Society in both Ayn Rand’s novel Anthem and in today’s world has given negative connotation to egoism, but to Prometheus, the protagonist, it is holy. While his entire society believes that having an ego is related to evil, Prometheus challenges everything he is told and discovers and defines himself as an egoist, giving a new meaning to the word. Through events along his journey which confidently affected him, Equality achieved pride in himself and his accomplishments. Much like his so called brothers, he too was once brainwashed by the collectivist community surrounding him. His first step towards escaping was his discovery of the tunnel where he felt safe from this society; where his mind was not
The devil understands the truth, as he knows that every person who rejects the word of God is under his control. You may project yourself differently to the people by giving them the impression that you are a child of God, but your number one enemy knows the truth, Satan knows all your true colours. He knows that every person who rejects Jesus and His word is under his influence, he is part of his kingdom of darkness. You are not part of the kingdom of light because of what you are saying with your own mouth, your heart reveals the true state of your spiritual leaning. If your heart still fights against the word of God, you are still ruled by the devil.
Another part of evil is that it is created by how the person, or in this case monster, is treated, therefore Grendel cannot be completely blamed for who he has become. The people gave him no chance to fit into society, and immediately assumed that he meant to do harm the first time they saw him. Although at first he was curious about the humans, he did not believe in their morals and ethics as a tribe. He was disgusted that they would kill others for pure power, and slaughter their animals to cause even more havoc for other civilizations. This is best
Alternatively, Shelley could simply be reproving Victor’s behaviour in his obvious attempts at playing ‘God’, and making that more damning by contrasting Adam with the Monster. As Chris Baldick has remarked, to early readers of Frankenstein it appeared that Shelley was ‘calling into question the most sacred of stories, equating the Supreme Being with a blundering chemistry student.’ In his analysis, Baldick contends that Paradise Lost lays itself open to this kind of impious treatment by Shelley, because ‘by submitting God’s providence to rational debate’ Milton had ‘inadvertently exposed the foundations of his religion to
This is reinforced by the rhetorical question that serves to convince Walton that the Monster hated having to turn to violence. In both situations, a friendly and accepting hand could have led both monsters to happiness and kindness, but the lack thereof sparked the violence.

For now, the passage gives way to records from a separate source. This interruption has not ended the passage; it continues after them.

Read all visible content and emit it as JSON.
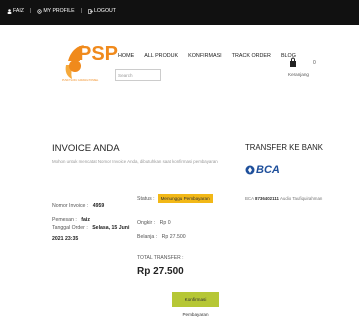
{
  "topbar": {
    "items": [
      {
        "icon": "user-icon",
        "label": "FAIZ"
      },
      {
        "icon": "gear-icon",
        "label": "MY PROFILE"
      },
      {
        "icon": "logout-icon",
        "label": "LOGOUT"
      }
    ],
    "separator": "|"
  },
  "header": {
    "logo_text": "PSP",
    "logo_tagline": "PUSAT SUKU CADANG PONSEL",
    "nav": [
      "HOME",
      "ALL PRODUK",
      "KONFIRMASI",
      "TRACK ORDER",
      "BLOG"
    ],
    "search_placeholder": "Search",
    "cart_label": "Keranjang",
    "cart_count": "0"
  },
  "invoice": {
    "title": "INVOICE ANDA",
    "subtitle": "Mohon untuk mencatat Nomor Invoice Anda, dibutuhkan saat konfirmasi pembayaran",
    "nomor_label": "Nomor Invoice :",
    "nomor_value": "4959",
    "pemesan_label": "Pemesan :",
    "pemesan_value": "faiz",
    "tanggal_label": "Tanggal Order :",
    "tanggal_value": "Selasa, 15 Juni 2021 23:35",
    "status_label": "Status :",
    "status_value": "Menunggu Pembayaran",
    "ongkir_label": "Ongkir :",
    "ongkir_value": "Rp 0",
    "belanja_label": "Belanja :",
    "belanja_value": "Rp 27.500",
    "total_label": "TOTAL TRANSFER :",
    "total_value": "Rp 27.500",
    "confirm_button": "Konfirmasi Pembayaran"
  },
  "bank": {
    "title": "TRANSFER KE BANK",
    "name": "BCA",
    "detail_prefix": "BCA",
    "account": "8736402111",
    "holder": "Audio Taufiquirahman"
  },
  "colors": {
    "topbar": "#111111",
    "status_badge": "#f2b817",
    "confirm_button": "#b6c735",
    "logo_orange": "#f08a1c",
    "bca_blue": "#1e4f9b"
  }
}
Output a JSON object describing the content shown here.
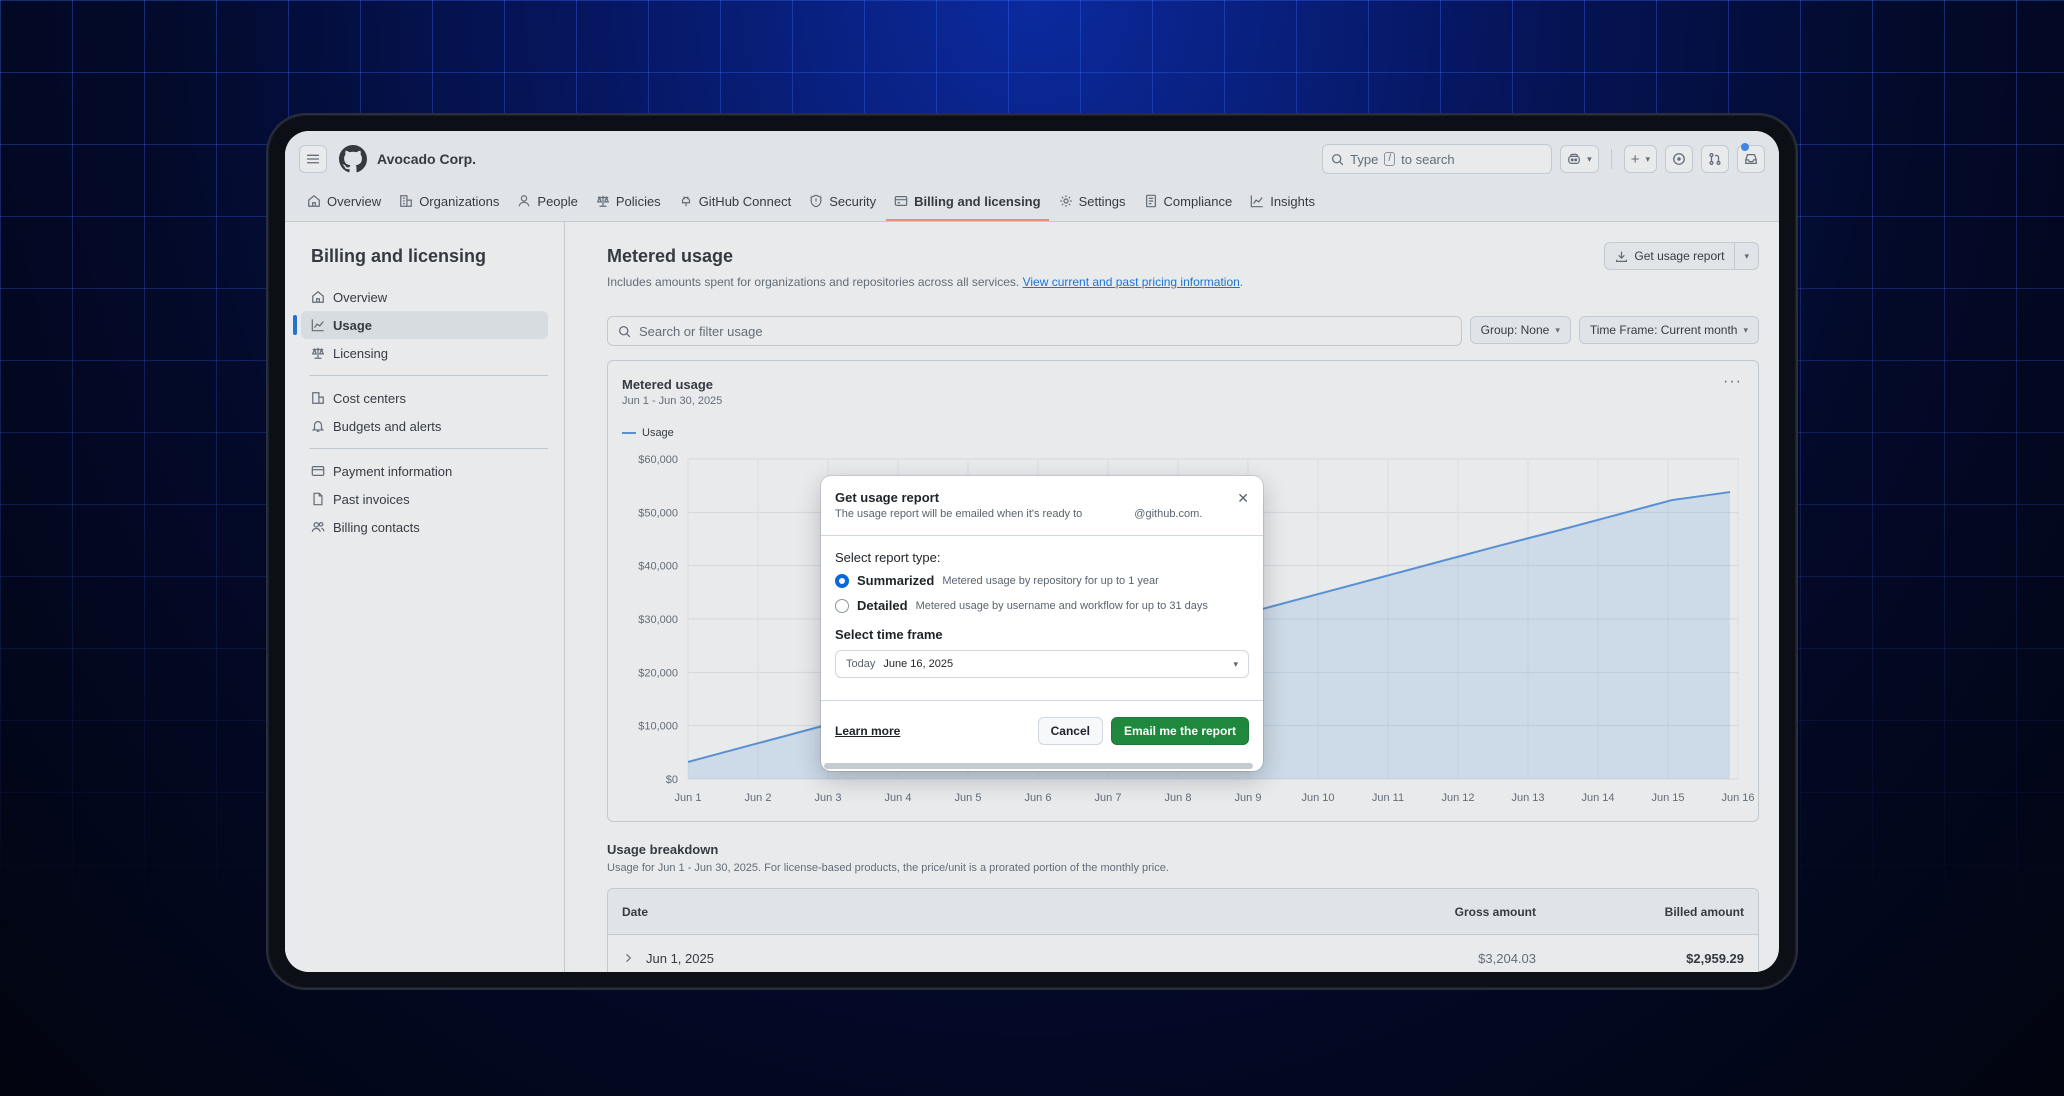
{
  "header": {
    "org_name": "Avocado Corp.",
    "search_prefix": "Type",
    "search_key": "/",
    "search_suffix": "to search"
  },
  "tabs": [
    {
      "label": "Overview",
      "icon": "home-icon"
    },
    {
      "label": "Organizations",
      "icon": "organization-icon"
    },
    {
      "label": "People",
      "icon": "person-icon"
    },
    {
      "label": "Policies",
      "icon": "law-icon"
    },
    {
      "label": "GitHub Connect",
      "icon": "plug-icon"
    },
    {
      "label": "Security",
      "icon": "shield-icon"
    },
    {
      "label": "Billing and licensing",
      "icon": "credit-card-icon",
      "active": true
    },
    {
      "label": "Settings",
      "icon": "gear-icon"
    },
    {
      "label": "Compliance",
      "icon": "checklist-icon"
    },
    {
      "label": "Insights",
      "icon": "graph-icon"
    }
  ],
  "sidebar": {
    "title": "Billing and licensing",
    "items": [
      {
        "label": "Overview",
        "icon": "home-icon"
      },
      {
        "label": "Usage",
        "icon": "graph-icon",
        "active": true
      },
      {
        "label": "Licensing",
        "icon": "law-icon"
      },
      {
        "label": "Cost centers",
        "icon": "organization-icon"
      },
      {
        "label": "Budgets and alerts",
        "icon": "bell-icon"
      },
      {
        "label": "Payment information",
        "icon": "credit-card-icon"
      },
      {
        "label": "Past invoices",
        "icon": "file-icon"
      },
      {
        "label": "Billing contacts",
        "icon": "people-icon"
      }
    ]
  },
  "main": {
    "title": "Metered usage",
    "subtitle": "Includes amounts spent for organizations and repositories across all services.",
    "subtitle_link": "View current and past pricing information",
    "subtitle_end": ".",
    "get_report_label": "Get usage report",
    "search_placeholder": "Search or filter usage",
    "group_label": "Group: None",
    "timeframe_label": "Time Frame: Current month"
  },
  "chart_card": {
    "title": "Metered usage",
    "subtitle": "Jun 1 - Jun 30, 2025",
    "menu": "···"
  },
  "chart_data": {
    "type": "area",
    "title": "Metered usage",
    "subtitle": "Jun 1 - Jun 30, 2025",
    "series": [
      {
        "name": "Usage",
        "values": [
          3204,
          6100,
          9000,
          11900,
          14800,
          17700,
          20600,
          23500,
          26400,
          29300,
          32100,
          35000,
          37900,
          40800,
          43700,
          46500,
          49400,
          52300,
          53800
        ]
      }
    ],
    "x": [
      "Jun 1",
      "Jun 2",
      "Jun 3",
      "Jun 4",
      "Jun 5",
      "Jun 6",
      "Jun 7",
      "Jun 8",
      "Jun 9",
      "Jun 10",
      "Jun 11",
      "Jun 12",
      "Jun 13",
      "Jun 14",
      "Jun 15",
      "Jun 16"
    ],
    "yticks": [
      "$0",
      "$10,000",
      "$20,000",
      "$30,000",
      "$40,000",
      "$50,000",
      "$60,000"
    ],
    "ylim": [
      0,
      60000
    ],
    "grid": true,
    "color": "#4a8fe0",
    "legend": "top-left"
  },
  "breakdown": {
    "title": "Usage breakdown",
    "subtitle": "Usage for Jun 1 - Jun 30, 2025. For license-based products, the price/unit is a prorated portion of the monthly price.",
    "headers": {
      "date": "Date",
      "gross": "Gross amount",
      "billed": "Billed amount"
    },
    "rows": [
      {
        "date": "Jun 1, 2025",
        "gross": "$3,204.03",
        "billed": "$2,959.29"
      }
    ]
  },
  "dialog": {
    "title": "Get usage report",
    "desc_before": "The usage report will be emailed when it's ready to",
    "desc_after": "@github.com.",
    "report_type_label": "Select report type:",
    "options": [
      {
        "title": "Summarized",
        "desc": "Metered usage by repository for up to 1 year",
        "selected": true
      },
      {
        "title": "Detailed",
        "desc": "Metered usage by username and workflow for up to 31 days",
        "selected": false
      }
    ],
    "timeframe_label": "Select time frame",
    "timeframe_tag": "Today",
    "timeframe_value": "June 16, 2025",
    "learn_more": "Learn more",
    "cancel": "Cancel",
    "submit": "Email me the report"
  },
  "colors": {
    "accent": "#0969da",
    "primary_button": "#1f883d",
    "tab_underline": "#fd8c73"
  }
}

Grendel and the Monster from their respective works, Gardner’s Grendel and Shelley’s Frankenstein, find themselves with no companionship, nobody to share in their joys or sorrows, which leads to violence being taken out on those who rejected them; if those victims had initially accepted and loved Grendel and the Monster, this would not have